Law and Crossroads co-founder Carl Forti persuaded Joe Pounder, the Republican National Committee's lead researcher, and Matt Rhoades, manager of Republican nominee Mitt Romney's campaign, to start America Rising in early 2013. Crossroads was its first client.

Like American Bridge, America Rising is part-super PAC. That entity raised $1.3 million by the end of last year. But the group also is part-corporation, selling its tracking, research and rapid response. Federal Election Commission records reviewed by The Associated Press show candidates and political groups have paid the corporate side more than $3.4 million for its services.

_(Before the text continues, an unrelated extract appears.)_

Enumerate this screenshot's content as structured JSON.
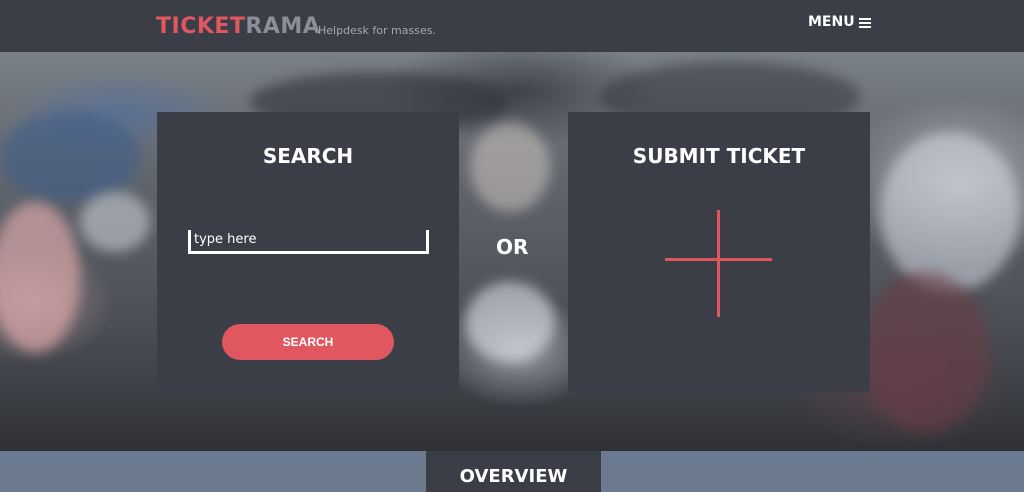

Its clients include the Republican National Committee and the main party committees for the Senate and House of Representatives as well as several state parties.

Both America Rising and American Bridge are expanding. Between the two, they'll employ at least 150 people through Election Day next year.

American Bridge recently spun off a second group, called Correct the Record, to defend Clinton against attacks coming from America Rising and GOP opponents. And America Rising this month brought aboard Spencer Zwick, the financial architect of Romney's campaign, to help raise money.

"I believe a donor gets more bang for their buck in participating with America Rising," Zwick said. The group "has a more direct impact than almost any other organization."
Reena Flores reports at CBS:
Right-leaning opposition research group America Rising has launched its own photo agency, announcing Thursday that it would begin selling its own original snapshots of candidates from the numerous political events they've attended "at a competitive price."

"Don't want to pay over $1,000 for a shot of Hillary Clinton?," America Rising LLC president Joe Pounder asked in an email unveiling "Building a new website? Putting together a direct mail piece? Need content for your digital campaigns? will have the photos you need."

The appeal of these photos, however, is the price point. AmericaRisingImages charges $250 for a blanket commercial license for what appear to be the majority of the photos for Democrats as famous as Hillary Clinton, as well as those less prominent.

America Rising LLC President Joe Pounder told CBS News that "[The] target audience is the public at large and everyone interested in politics from campaigns, to public affairs shops, to news outlets." The site is a boon for that first market - those cash-strapped GOP campaigns - which will be able to use the photos in digital and direct mail for that token cost.